This weekly drop-in class will offer a buffet of approaches to writing poems—open to writers of any level. We’ll use different model poems and prompts to generate new writing each week, focusing on various forms and themes, including narrative poems, list poems, odes, rants, elegies, abecedarians, acrostics and others. We’ll consider the many places a poem begins, and how the incitements of form and association nudge its direction down the page. Clarity of images, ideas and close observation of the outside world and inner voice will center our discussions. We’ll prize process and practice above the poem as a finished product. One ambition for the hour will be for everyone to begin a poem they can return to and develop on their own. Sharing will be encouraged but optional. (Note that drop-in classes are not a forum for critique of work; students looking for critique should register for multi-week workshops.)

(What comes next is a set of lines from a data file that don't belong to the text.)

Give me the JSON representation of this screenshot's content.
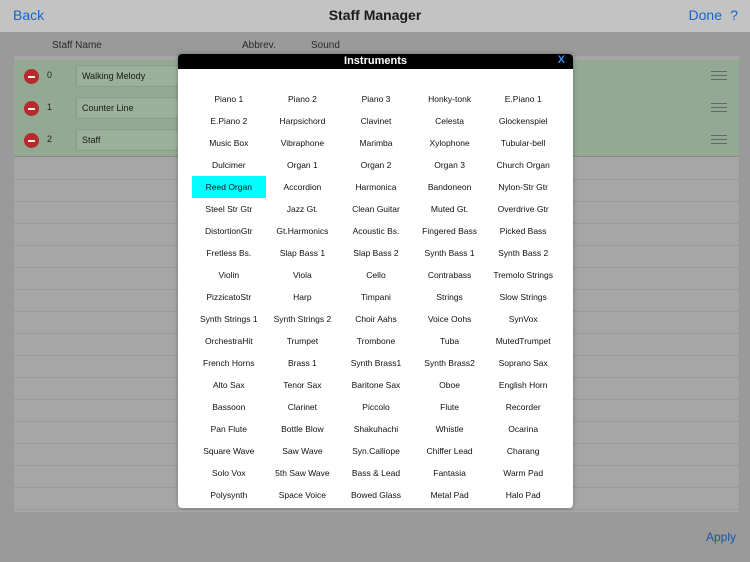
{
  "nav": {
    "back": "Back",
    "title": "Staff Manager",
    "done": "Done",
    "help": "?"
  },
  "columns": {
    "name": "Staff Name",
    "abbrev": "Abbrev.",
    "sound": "Sound"
  },
  "staffs": [
    {
      "index": "0",
      "name": "Walking Melody"
    },
    {
      "index": "1",
      "name": "Counter Line"
    },
    {
      "index": "2",
      "name": "Staff"
    }
  ],
  "apply": "Apply",
  "modal": {
    "title": "Instruments",
    "close": "X",
    "selected": "Reed Organ",
    "selected_color": "#00ffff",
    "instruments": [
      "Piano 1",
      "Piano 2",
      "Piano 3",
      "Honky-tonk",
      "E.Piano 1",
      "E.Piano 2",
      "Harpsichord",
      "Clavinet",
      "Celesta",
      "Glockenspiel",
      "Music Box",
      "Vibraphone",
      "Marimba",
      "Xylophone",
      "Tubular-bell",
      "Dulcimer",
      "Organ 1",
      "Organ 2",
      "Organ 3",
      "Church Organ",
      "Reed Organ",
      "Accordion",
      "Harmonica",
      "Bandoneon",
      "Nylon-Str Gtr",
      "Steel Str Gtr",
      "Jazz Gt.",
      "Clean Guitar",
      "Muted Gt.",
      "Overdrive Gtr",
      "DistortionGtr",
      "Gt.Harmonics",
      "Acoustic Bs.",
      "Fingered Bass",
      "Picked Bass",
      "Fretless Bs.",
      "Slap Bass 1",
      "Slap Bass 2",
      "Synth Bass 1",
      "Synth Bass 2",
      "Violin",
      "Viola",
      "Cello",
      "Contrabass",
      "Tremolo Strings",
      "PizzicatoStr",
      "Harp",
      "Timpani",
      "Strings",
      "Slow Strings",
      "Synth Strings 1",
      "Synth Strings 2",
      "Choir Aahs",
      "Voice Oohs",
      "SynVox",
      "OrchestraHit",
      "Trumpet",
      "Trombone",
      "Tuba",
      "MutedTrumpet",
      "French Horns",
      "Brass 1",
      "Synth Brass1",
      "Synth Brass2",
      "Soprano Sax",
      "Alto Sax",
      "Tenor Sax",
      "Baritone Sax",
      "Oboe",
      "English Horn",
      "Bassoon",
      "Clarinet",
      "Piccolo",
      "Flute",
      "Recorder",
      "Pan Flute",
      "Bottle Blow",
      "Shakuhachi",
      "Whistle",
      "Ocarina",
      "Square Wave",
      "Saw Wave",
      "Syn.Calliope",
      "Chiffer Lead",
      "Charang",
      "Solo Vox",
      "5th Saw Wave",
      "Bass & Lead",
      "Fantasia",
      "Warm Pad",
      "Polysynth",
      "Space Voice",
      "Bowed Glass",
      "Metal Pad",
      "Halo Pad"
    ]
  }
}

Jessica Greenbaum’s first book, Inventing Difficulty, was awarded the Gerald Cable Prize and praised by George Steiner as a “first book by a poet very much to be listened to.” Her second book, The Two Yvonnes, was chosen by Paul Muldoon for the Princeton Series of Contemporary Poets and recognized by Library Journal as one of the Best Books of Poetry in 2012. Her most recent book, Spilled and Gone, was recognized by the Boston Globe as a Best Book of 2021. She is the coeditor of the anthologies Mishkan Haseder: A Passover Haggadah and Tree Lines: 21st century American Poems. A recipient of awards from the NEA and PSA, she teaches inside and outside academia, including at Barnard College, Vassar, Dorot’s UWS senior center and both Central Synagogue and Congregation Beth Elohim in Brooklyn. As a social worker she has also taught poetry with communities who have experienced trauma.